China, one of the world's largest pollutant contributor, is gearing up to ban the use of fossil fuel. The government is making plans to gradually phase out the fuel use to incorporate a more environmentally friendly option. The Asian nation is taking steps to significantly reduce its carbon emissions cap by 2030.
Vice minister of Industry and Information Technology, Xin Guobin, said the Chinese government is reviewing various options so as to use the best strategy to move forward to electric vehicles.
“Many countries have adjusted development strategies... Some countries have worked out a timetable to stop production and sales of traditional-fuel vehicles,” Xin said.
“Now the Ministry of Industry and Information Technology has launched a study as well, and will work with related departments on a timetable for our country.”
Last year, China became the largest supplier of electric cars. Sales of electric and gasoline-electric hybrids rose 50 percent over 2015 to 336,000 or 40 percent of global demand. The United States trailed with sales totaling 159,620.
Carmaker Honda is now getting ready to introduce their own electric car to the Chinese market in 2018. New-energy vehicles and batteries are integral to Beijing’s plans to turn China into a hi-tech powerhouse.
Earlier this year the UK announced that it would ban the sale of diesel- and gasoline-fueled cars by 2040, while The Netherlands and Norway aim for 2025.
Minister Xin did not reveal when China would make the final decision, but admitted that the country faced a challenge to meet the targets.
Vehicle emissions have been largely blamed for the country's poor air quality. The Ministry of Environmental Protection said in June that vehicle fumes accounted for over 80 percent of the country’s carbon monoxide and hydrocarbon emissions and 90 percent of its nitrogen oxides.
China is the world’s biggest car market, with nearly 200 million registered vehicles by the end of last year, but only 1.09 million of those cars are new-energy vehicles. Chinese buyers accounted for 53 percent of the 774,000 electric cars sold worldwide in 2016.
“China is following the European countries’ technology road map to develop new-energy vehicles. The announcement of the timetable is to further specify the direction towards new-energy vehicles,” John Zeng, managing director of consultancy LMC Automotive said.
“The government has given a positive signal to develop new-energy vehicles, but the reality is less optimistic. A sector of low-priced products heavily reliant on government subsidies is far from being a sunrise industry.”
Beijing has ordered state-owned Chinese power companies to speed up the installation of charging stations.
Chinese automaker BYD Auto is the world's biggest electric vehicle maker.

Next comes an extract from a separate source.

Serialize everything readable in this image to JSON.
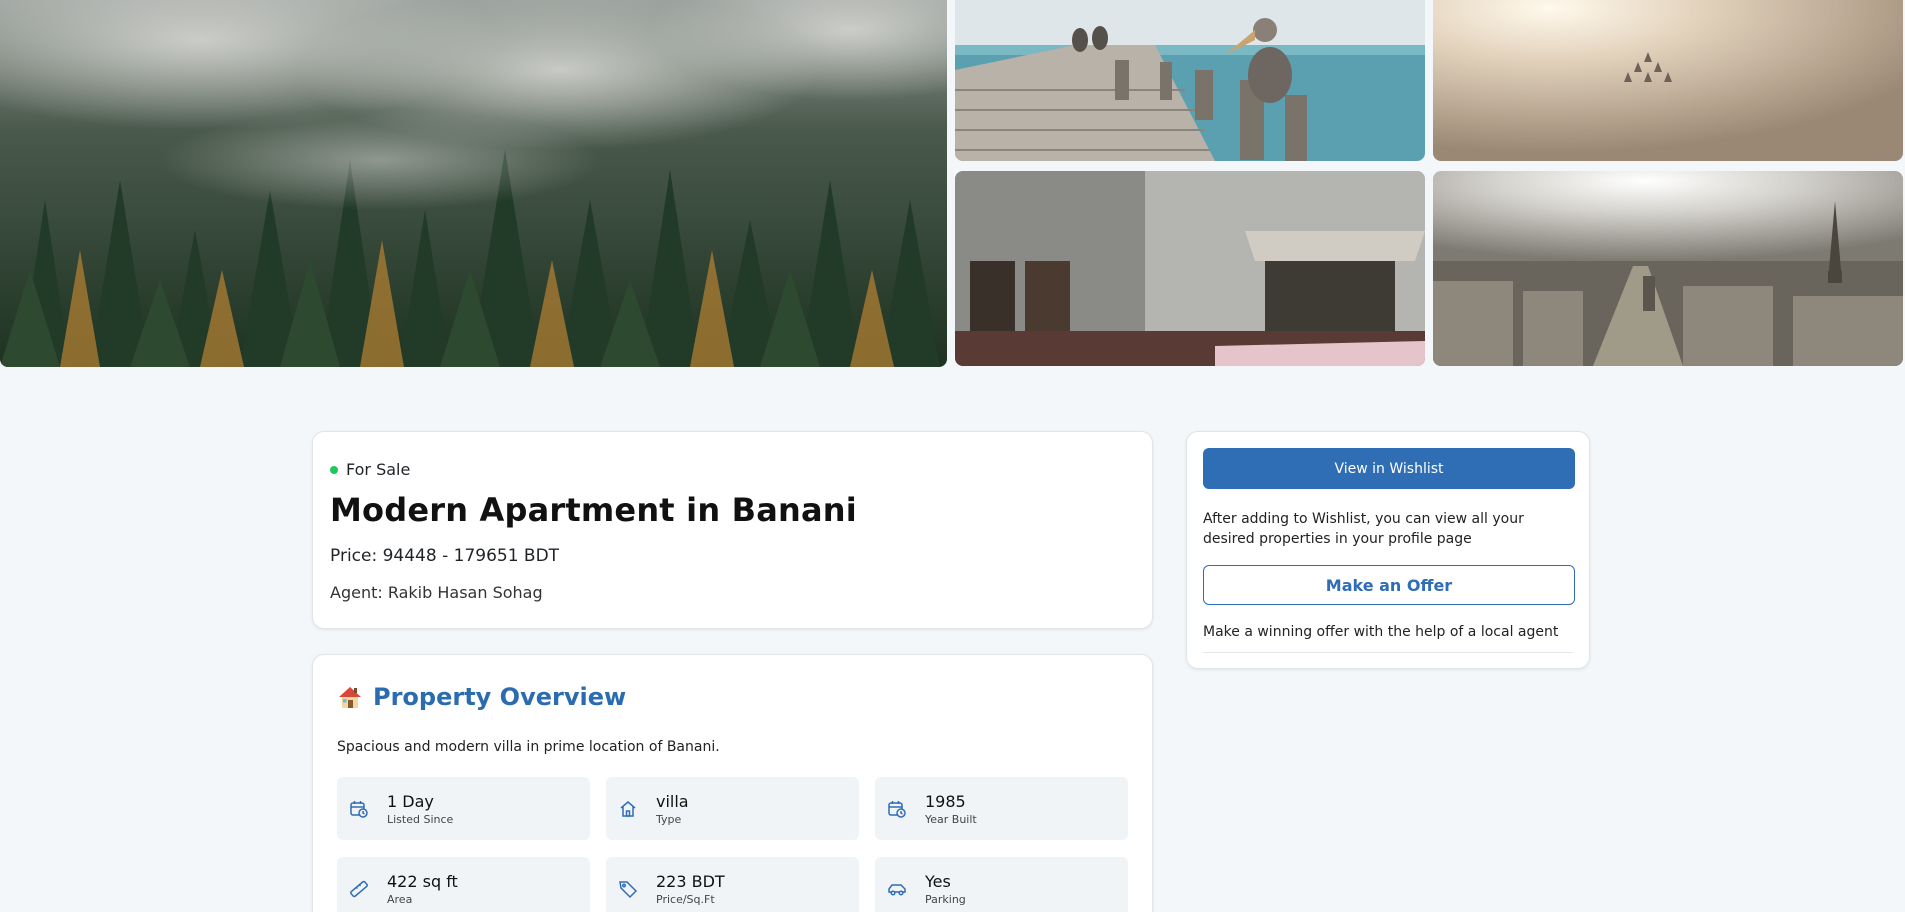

It sells gasoline-electric hybrid sedans and SUVs in China and markets all-electric taxis and buses in the United States, Europe and Latin America.
Volvo recently announced plans to make electric cars in China next year. Additionally, General Motors, Volkswagen, Nissan among other companies have expressed interest in pairing with Chinese partners to produce electric vehicles.